He is then asked by what name he wants to be called. The first pope to change his name was John II in 533. His given name, Mercury, was considered inappropriate since it was the name of a pagan god. Another pope in 983 took the name John XIV because his given name was Peter. Reverence for the first pope precluded his becoming Peter II. At the end of the first millennium a couple of non-Italian popes changed their names to ones that the Romans could more easily pronounce. The custom of changing one's name became common around the year 1009. The last pope to keep his own name was Marcellus II, elected in 1555.
The cardinals then approach the new pope and make an act of homage and obedience. A prayer of thanksgiving is then said, and the senior cardinal deacon informs the people in St. Peters Square that the election has taken place and announces the name of the new pope. The pope then may speak to the crowd and grant his first solemn blessing "urbi et orbi," to the city and the world. John Paul I and John Paul II prolonged the conclave until the following morning so that they could meet and dine with the cardinals.
John Paul II had audiences for diplomats and the press in the week after his election.
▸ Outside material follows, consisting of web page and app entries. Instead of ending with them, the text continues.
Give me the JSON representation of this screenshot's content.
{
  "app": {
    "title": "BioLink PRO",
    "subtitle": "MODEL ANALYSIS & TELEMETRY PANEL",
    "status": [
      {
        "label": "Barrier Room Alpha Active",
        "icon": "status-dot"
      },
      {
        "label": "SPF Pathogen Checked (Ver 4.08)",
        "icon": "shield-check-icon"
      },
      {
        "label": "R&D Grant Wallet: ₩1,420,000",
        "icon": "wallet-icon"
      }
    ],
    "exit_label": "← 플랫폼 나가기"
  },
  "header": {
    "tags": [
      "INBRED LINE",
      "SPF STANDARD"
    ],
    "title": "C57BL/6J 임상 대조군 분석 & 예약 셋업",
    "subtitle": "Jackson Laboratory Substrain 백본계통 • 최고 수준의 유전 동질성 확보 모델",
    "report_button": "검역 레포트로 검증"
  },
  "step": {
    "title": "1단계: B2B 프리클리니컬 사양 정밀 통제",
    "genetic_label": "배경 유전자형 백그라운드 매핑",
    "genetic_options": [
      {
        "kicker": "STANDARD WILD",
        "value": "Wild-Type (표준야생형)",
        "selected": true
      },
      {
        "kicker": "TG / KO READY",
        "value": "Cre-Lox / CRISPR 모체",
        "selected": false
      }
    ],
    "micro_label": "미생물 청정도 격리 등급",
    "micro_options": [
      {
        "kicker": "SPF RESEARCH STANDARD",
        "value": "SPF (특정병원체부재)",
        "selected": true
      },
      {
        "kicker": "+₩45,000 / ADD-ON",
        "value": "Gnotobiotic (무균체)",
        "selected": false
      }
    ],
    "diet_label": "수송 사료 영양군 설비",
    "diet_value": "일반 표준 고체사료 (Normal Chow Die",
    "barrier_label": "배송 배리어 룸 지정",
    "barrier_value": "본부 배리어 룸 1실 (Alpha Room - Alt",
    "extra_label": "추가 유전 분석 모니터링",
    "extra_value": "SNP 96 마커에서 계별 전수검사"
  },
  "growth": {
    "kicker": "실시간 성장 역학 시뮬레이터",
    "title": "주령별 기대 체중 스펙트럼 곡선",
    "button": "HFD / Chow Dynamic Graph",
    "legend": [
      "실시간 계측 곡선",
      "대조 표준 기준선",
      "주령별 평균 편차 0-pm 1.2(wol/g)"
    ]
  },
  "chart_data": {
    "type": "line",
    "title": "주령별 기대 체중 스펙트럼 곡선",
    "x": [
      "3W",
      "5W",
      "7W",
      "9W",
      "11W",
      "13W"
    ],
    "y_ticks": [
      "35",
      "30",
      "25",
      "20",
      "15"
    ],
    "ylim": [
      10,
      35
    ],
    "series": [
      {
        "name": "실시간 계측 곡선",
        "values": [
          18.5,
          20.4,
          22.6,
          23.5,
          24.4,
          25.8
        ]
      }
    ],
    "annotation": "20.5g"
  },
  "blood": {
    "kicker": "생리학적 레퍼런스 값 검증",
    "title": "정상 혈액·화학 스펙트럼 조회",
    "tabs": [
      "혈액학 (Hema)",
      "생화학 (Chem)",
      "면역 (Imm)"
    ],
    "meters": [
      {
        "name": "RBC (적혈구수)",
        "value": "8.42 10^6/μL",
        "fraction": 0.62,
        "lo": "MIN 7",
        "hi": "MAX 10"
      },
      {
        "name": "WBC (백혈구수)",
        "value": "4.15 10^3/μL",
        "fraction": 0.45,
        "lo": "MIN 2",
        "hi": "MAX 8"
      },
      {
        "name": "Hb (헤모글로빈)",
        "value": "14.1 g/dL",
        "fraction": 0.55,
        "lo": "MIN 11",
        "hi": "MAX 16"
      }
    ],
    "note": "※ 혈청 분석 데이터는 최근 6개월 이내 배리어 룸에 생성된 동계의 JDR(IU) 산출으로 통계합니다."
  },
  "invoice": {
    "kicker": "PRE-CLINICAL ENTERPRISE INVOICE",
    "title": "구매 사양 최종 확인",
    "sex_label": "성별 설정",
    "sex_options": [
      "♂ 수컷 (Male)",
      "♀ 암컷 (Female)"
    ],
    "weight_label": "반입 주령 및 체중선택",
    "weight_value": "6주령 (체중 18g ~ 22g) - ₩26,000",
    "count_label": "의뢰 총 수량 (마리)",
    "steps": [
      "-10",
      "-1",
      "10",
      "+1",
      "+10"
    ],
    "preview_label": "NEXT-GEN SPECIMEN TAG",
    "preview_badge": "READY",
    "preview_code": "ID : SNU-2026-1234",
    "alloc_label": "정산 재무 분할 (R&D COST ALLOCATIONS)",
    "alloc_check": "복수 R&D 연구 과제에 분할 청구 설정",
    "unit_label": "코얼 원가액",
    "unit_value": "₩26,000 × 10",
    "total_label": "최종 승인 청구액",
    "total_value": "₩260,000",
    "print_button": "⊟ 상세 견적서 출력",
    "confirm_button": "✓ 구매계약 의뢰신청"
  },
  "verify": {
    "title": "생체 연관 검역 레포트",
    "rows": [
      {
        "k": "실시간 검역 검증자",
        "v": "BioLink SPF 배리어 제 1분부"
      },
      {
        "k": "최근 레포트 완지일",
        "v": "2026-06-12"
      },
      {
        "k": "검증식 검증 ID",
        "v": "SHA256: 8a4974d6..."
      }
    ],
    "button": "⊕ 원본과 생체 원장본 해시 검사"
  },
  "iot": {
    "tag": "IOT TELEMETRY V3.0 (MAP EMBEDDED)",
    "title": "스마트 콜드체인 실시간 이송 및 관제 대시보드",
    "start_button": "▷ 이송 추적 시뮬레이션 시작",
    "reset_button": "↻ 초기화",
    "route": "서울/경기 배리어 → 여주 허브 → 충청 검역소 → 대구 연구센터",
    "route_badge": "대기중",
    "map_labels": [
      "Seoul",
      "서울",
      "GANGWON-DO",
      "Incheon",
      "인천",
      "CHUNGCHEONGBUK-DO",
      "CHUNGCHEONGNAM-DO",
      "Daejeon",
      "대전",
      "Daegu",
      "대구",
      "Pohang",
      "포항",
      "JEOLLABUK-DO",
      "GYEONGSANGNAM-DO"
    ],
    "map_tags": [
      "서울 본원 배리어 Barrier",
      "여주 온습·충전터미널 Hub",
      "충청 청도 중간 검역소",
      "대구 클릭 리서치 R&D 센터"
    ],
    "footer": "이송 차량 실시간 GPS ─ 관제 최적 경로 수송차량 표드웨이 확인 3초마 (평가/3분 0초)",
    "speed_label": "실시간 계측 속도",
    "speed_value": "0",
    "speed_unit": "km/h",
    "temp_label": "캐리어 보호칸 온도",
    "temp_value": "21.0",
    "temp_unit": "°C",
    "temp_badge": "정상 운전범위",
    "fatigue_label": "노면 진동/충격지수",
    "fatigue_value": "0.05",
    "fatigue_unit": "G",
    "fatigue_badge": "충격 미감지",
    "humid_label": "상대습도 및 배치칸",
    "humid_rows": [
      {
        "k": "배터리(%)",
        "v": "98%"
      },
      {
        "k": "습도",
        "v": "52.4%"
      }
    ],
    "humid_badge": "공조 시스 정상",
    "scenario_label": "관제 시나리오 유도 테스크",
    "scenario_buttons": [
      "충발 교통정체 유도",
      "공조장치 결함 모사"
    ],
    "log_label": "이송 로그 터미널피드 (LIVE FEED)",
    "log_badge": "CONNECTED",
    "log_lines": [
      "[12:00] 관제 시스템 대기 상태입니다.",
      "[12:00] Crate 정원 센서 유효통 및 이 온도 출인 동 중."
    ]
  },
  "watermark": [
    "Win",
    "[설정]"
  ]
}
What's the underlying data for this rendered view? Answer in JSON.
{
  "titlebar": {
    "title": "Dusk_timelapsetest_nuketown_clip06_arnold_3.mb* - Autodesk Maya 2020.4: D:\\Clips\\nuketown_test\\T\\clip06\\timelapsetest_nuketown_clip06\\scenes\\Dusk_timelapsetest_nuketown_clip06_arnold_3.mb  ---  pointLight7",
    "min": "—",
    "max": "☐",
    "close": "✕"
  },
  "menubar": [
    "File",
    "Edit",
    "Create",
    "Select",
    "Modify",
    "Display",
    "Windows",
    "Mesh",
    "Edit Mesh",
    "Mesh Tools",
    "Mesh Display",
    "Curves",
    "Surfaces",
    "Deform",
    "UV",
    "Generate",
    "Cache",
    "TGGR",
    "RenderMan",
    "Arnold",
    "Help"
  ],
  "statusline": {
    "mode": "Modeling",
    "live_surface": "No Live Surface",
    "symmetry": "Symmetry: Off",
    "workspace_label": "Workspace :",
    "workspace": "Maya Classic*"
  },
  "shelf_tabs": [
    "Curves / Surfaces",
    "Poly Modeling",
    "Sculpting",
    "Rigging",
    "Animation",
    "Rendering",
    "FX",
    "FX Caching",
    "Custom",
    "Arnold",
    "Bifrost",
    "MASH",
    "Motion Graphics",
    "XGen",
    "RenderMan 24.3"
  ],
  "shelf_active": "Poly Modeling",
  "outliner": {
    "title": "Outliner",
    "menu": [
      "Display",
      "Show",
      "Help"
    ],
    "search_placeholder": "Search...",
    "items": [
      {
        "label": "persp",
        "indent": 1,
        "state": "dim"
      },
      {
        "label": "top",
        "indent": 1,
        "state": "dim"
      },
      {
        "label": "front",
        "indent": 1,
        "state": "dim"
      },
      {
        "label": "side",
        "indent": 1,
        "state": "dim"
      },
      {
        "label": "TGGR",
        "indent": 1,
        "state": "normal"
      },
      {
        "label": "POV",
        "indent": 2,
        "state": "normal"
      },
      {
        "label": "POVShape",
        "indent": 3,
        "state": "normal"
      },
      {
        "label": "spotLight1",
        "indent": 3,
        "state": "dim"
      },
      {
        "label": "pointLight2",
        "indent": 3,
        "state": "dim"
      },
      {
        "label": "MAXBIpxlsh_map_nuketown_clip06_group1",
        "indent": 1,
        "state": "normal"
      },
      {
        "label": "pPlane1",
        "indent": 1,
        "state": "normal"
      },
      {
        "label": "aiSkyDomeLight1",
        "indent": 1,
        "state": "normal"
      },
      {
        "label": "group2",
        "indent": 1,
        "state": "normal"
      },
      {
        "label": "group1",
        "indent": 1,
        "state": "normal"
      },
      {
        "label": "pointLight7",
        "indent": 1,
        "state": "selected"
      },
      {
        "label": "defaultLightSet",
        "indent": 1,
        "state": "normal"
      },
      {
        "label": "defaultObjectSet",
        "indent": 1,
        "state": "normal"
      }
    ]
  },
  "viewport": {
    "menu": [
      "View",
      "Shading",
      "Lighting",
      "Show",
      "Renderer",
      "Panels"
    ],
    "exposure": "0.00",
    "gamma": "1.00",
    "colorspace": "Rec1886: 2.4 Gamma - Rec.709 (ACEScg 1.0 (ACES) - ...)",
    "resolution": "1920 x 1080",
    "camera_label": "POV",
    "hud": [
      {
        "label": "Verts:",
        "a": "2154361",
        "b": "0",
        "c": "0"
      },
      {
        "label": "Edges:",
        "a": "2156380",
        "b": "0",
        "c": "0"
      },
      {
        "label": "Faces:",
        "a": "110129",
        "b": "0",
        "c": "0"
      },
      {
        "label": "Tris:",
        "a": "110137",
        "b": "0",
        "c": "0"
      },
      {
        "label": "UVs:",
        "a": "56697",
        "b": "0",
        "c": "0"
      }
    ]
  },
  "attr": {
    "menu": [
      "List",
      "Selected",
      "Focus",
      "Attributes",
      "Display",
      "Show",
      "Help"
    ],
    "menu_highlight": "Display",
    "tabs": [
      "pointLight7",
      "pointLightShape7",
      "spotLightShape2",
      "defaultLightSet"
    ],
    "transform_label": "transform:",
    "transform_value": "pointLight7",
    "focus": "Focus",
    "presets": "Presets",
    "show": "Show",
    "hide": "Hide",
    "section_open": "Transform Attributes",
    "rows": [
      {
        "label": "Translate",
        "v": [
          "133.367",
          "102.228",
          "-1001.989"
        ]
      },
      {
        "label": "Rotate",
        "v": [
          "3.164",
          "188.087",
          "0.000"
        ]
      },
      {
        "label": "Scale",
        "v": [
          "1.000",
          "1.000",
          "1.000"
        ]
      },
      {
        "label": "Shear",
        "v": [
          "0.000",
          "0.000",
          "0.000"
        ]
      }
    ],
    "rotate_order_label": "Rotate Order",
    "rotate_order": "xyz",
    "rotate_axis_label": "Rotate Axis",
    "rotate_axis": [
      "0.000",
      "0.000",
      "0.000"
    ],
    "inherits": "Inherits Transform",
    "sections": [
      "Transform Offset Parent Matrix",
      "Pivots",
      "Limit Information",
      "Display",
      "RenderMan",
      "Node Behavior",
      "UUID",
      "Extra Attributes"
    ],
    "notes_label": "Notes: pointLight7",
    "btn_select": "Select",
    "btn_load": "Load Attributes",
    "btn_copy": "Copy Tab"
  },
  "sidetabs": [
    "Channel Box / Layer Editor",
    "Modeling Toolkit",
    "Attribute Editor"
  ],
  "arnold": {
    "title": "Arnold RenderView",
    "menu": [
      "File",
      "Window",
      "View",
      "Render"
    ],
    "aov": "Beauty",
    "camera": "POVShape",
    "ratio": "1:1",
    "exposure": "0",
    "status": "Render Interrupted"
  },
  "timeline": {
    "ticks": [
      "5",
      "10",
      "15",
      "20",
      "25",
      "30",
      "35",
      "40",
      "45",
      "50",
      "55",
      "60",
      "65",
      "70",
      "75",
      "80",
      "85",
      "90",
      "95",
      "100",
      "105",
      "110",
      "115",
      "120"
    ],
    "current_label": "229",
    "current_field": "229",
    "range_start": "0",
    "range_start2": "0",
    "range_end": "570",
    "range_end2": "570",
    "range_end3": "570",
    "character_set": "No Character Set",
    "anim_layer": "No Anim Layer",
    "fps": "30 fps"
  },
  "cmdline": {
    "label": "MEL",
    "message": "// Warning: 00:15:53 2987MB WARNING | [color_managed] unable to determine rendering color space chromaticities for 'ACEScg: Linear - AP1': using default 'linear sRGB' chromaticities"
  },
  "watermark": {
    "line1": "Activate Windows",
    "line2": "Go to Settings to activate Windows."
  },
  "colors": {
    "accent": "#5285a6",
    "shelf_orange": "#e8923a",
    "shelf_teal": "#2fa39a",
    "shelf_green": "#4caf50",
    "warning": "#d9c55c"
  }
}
The inauguration mass took place on Oct. 22, six days after the election (in the past this would have involved crowning the pope with the papal tiara, but since John Paul I involves the receiving of the pallium). Later still he took possession of his cathedral, St. John Lateran.